╭─ EXERCISE MATERIALS

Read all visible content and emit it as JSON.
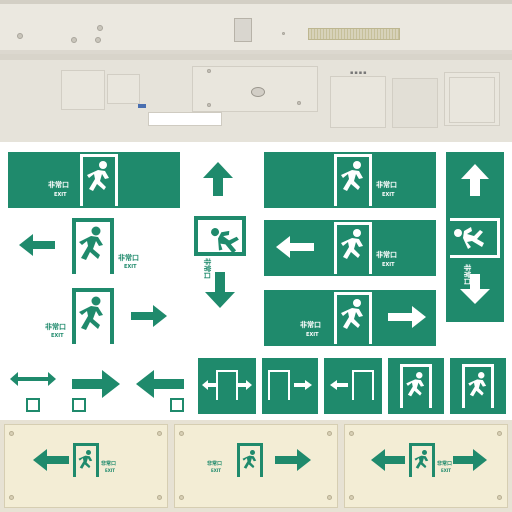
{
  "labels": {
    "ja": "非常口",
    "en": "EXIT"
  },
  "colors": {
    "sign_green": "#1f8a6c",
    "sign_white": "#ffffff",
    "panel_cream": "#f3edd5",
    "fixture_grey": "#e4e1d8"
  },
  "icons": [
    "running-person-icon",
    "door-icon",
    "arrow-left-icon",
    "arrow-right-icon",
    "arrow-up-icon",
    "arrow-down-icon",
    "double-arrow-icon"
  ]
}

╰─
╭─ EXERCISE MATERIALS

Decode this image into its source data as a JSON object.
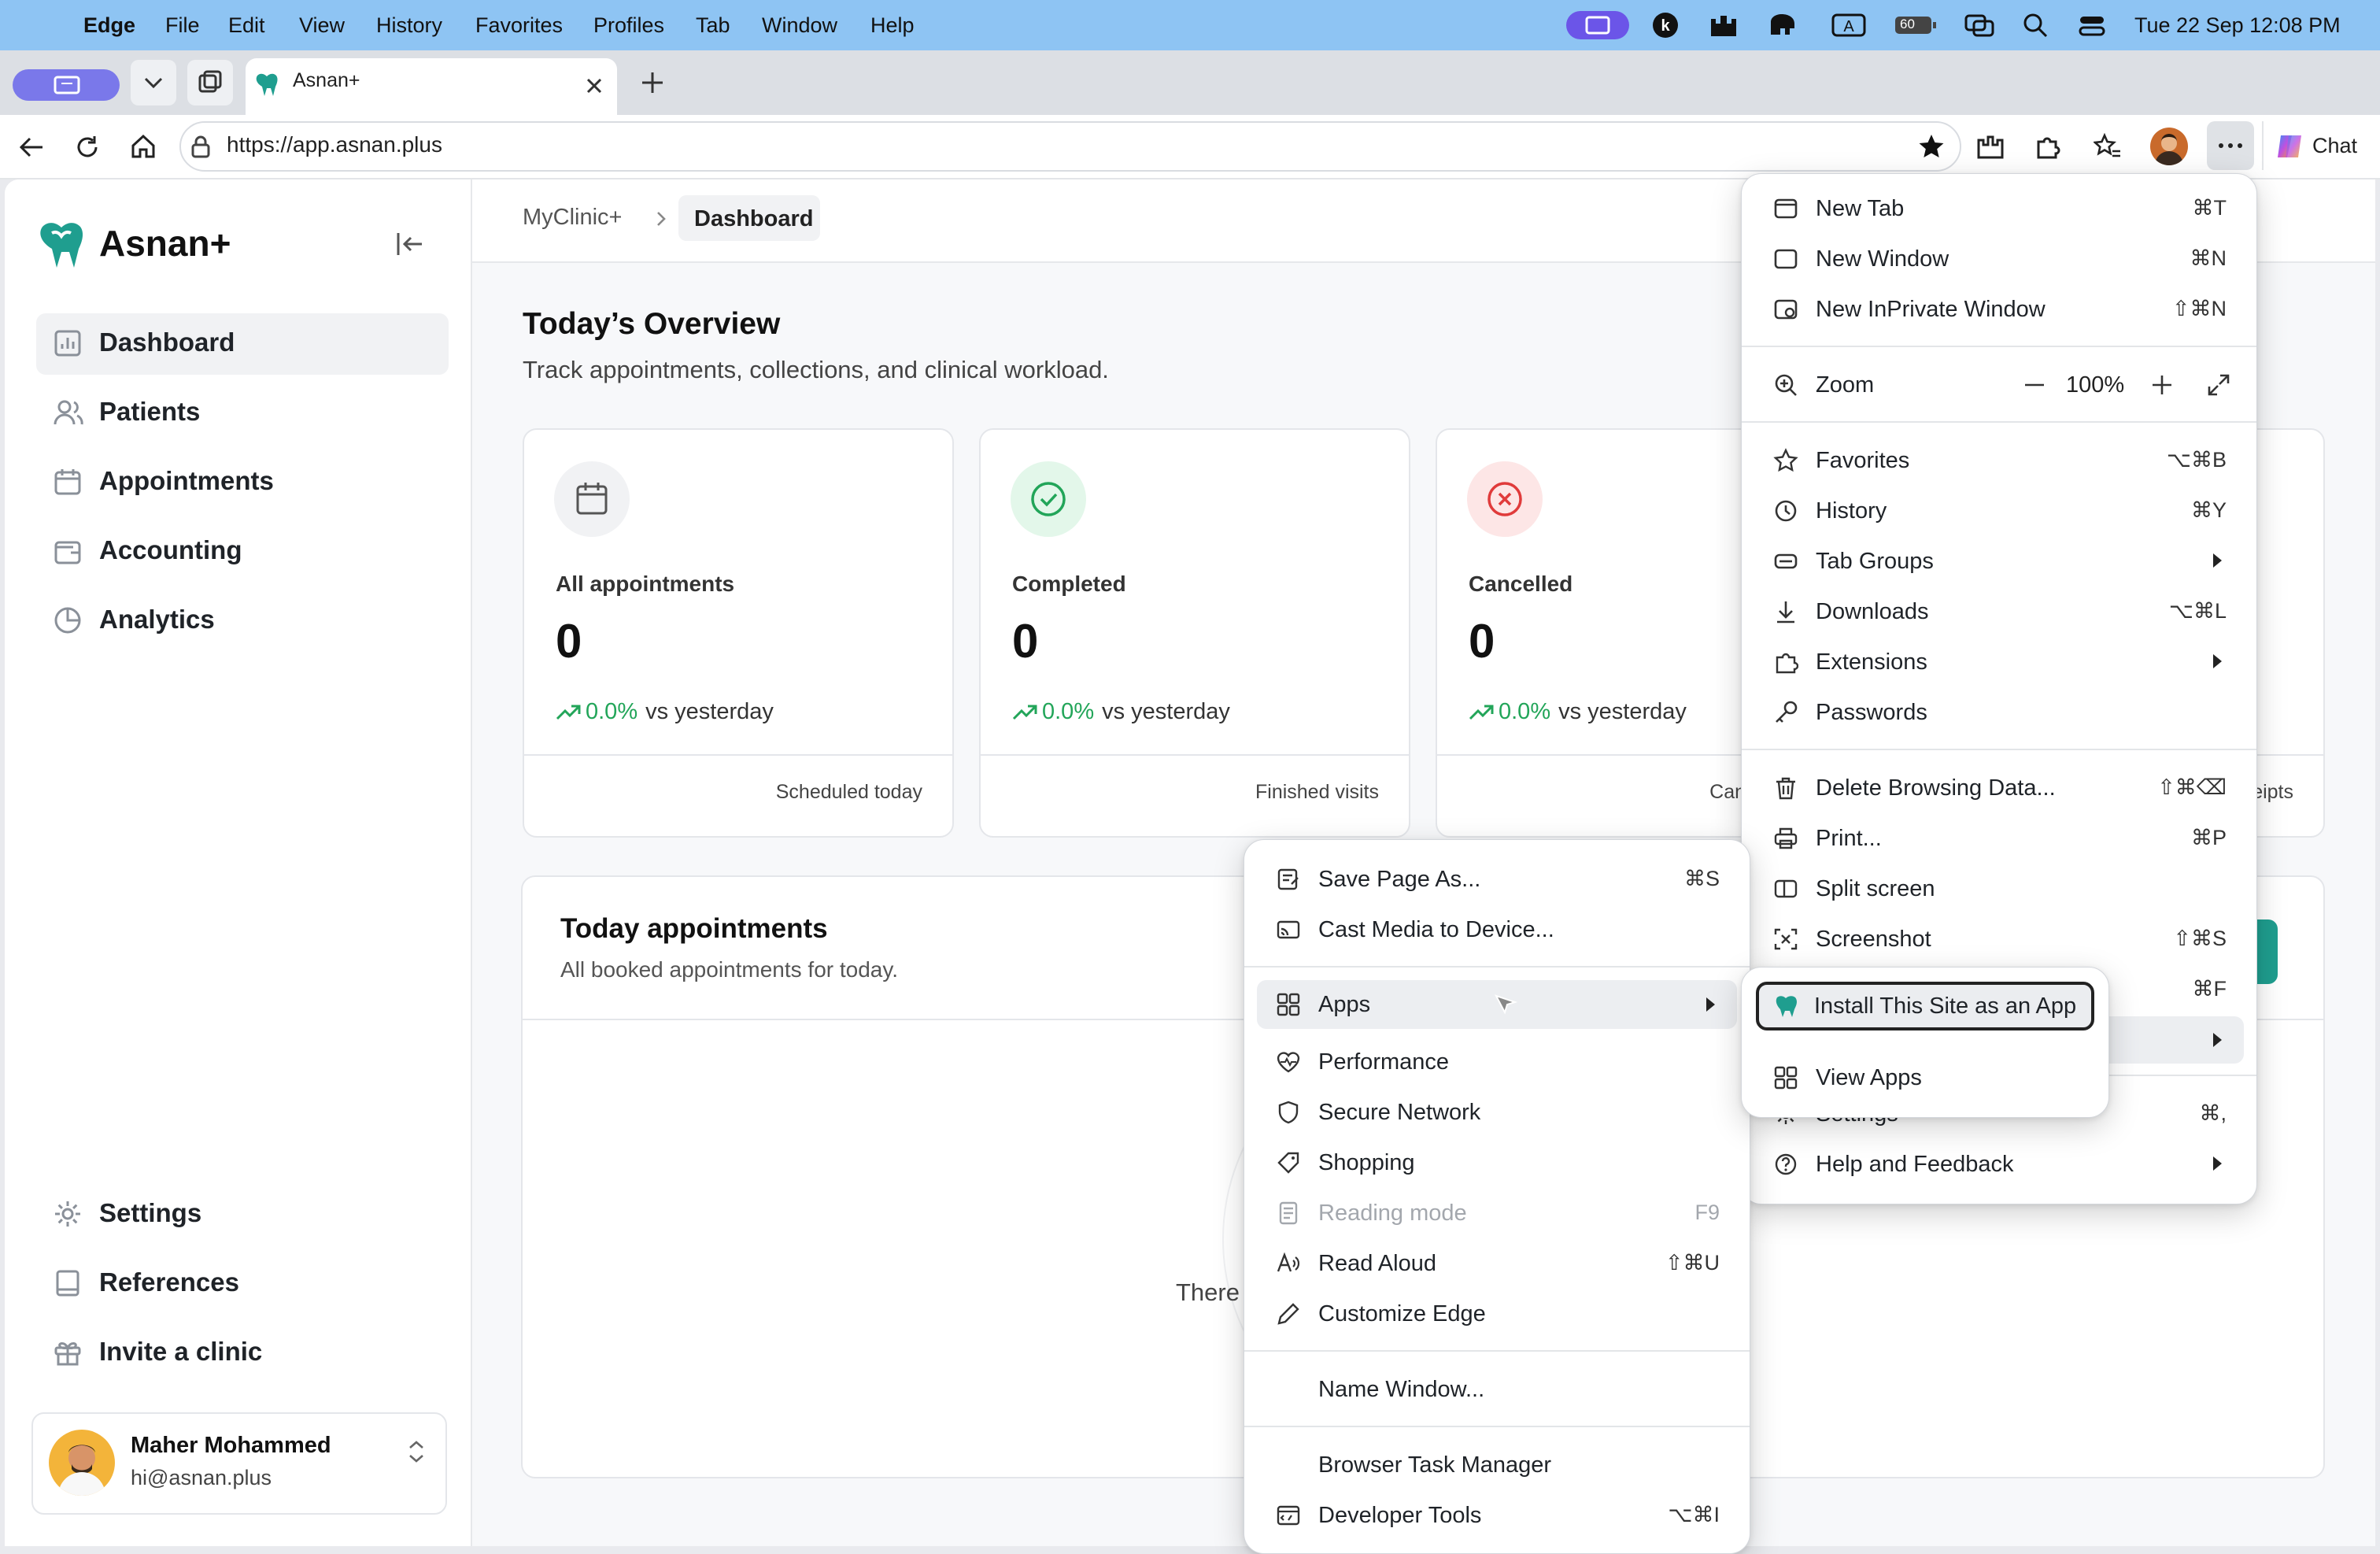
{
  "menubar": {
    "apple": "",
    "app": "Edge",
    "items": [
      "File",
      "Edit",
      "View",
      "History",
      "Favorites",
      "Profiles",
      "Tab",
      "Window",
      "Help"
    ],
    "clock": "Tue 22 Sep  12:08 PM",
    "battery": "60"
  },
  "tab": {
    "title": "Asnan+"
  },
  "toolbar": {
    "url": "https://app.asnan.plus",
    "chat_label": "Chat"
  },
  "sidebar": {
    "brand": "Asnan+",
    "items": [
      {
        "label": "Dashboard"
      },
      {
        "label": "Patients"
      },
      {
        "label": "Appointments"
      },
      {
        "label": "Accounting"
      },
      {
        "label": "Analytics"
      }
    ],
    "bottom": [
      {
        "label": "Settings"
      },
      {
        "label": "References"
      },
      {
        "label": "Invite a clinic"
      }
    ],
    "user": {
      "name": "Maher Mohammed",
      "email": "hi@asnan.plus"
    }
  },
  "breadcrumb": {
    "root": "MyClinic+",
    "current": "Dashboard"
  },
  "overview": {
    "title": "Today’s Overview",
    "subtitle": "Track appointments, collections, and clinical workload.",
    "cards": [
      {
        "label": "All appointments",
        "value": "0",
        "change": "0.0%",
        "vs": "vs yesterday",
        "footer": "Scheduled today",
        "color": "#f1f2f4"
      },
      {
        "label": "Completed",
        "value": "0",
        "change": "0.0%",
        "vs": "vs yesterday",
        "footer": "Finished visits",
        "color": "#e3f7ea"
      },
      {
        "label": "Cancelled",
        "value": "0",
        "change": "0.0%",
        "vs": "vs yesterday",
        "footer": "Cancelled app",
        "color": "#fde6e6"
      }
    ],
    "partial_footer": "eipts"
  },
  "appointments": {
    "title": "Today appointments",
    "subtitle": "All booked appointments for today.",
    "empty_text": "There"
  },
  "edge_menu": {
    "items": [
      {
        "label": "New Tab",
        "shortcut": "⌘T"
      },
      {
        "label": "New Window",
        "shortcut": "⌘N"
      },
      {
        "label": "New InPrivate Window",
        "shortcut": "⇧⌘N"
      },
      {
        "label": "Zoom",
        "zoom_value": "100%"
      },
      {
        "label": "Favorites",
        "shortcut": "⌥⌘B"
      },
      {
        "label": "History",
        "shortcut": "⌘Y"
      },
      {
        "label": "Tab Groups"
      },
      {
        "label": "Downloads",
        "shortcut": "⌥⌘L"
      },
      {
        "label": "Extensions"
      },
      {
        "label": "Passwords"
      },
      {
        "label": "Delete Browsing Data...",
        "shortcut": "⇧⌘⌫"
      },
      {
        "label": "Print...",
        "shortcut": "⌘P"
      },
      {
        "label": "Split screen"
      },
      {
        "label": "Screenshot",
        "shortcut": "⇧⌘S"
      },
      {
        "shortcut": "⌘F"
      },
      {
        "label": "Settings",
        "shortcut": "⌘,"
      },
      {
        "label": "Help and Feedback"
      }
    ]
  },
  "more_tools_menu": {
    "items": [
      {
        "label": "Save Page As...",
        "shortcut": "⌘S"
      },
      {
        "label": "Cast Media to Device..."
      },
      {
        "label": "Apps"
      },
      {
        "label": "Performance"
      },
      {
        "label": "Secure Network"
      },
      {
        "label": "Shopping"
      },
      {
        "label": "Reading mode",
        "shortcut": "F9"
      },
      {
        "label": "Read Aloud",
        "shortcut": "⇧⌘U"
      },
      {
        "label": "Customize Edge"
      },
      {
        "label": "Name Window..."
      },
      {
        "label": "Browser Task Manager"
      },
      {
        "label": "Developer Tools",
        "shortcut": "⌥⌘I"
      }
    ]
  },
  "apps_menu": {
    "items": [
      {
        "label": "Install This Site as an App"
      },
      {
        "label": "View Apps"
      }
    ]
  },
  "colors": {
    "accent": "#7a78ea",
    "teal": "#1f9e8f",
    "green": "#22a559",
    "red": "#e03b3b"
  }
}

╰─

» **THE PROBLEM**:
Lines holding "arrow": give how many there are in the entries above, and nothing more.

» **SOLUTION TO THIS EXERCISE**:
5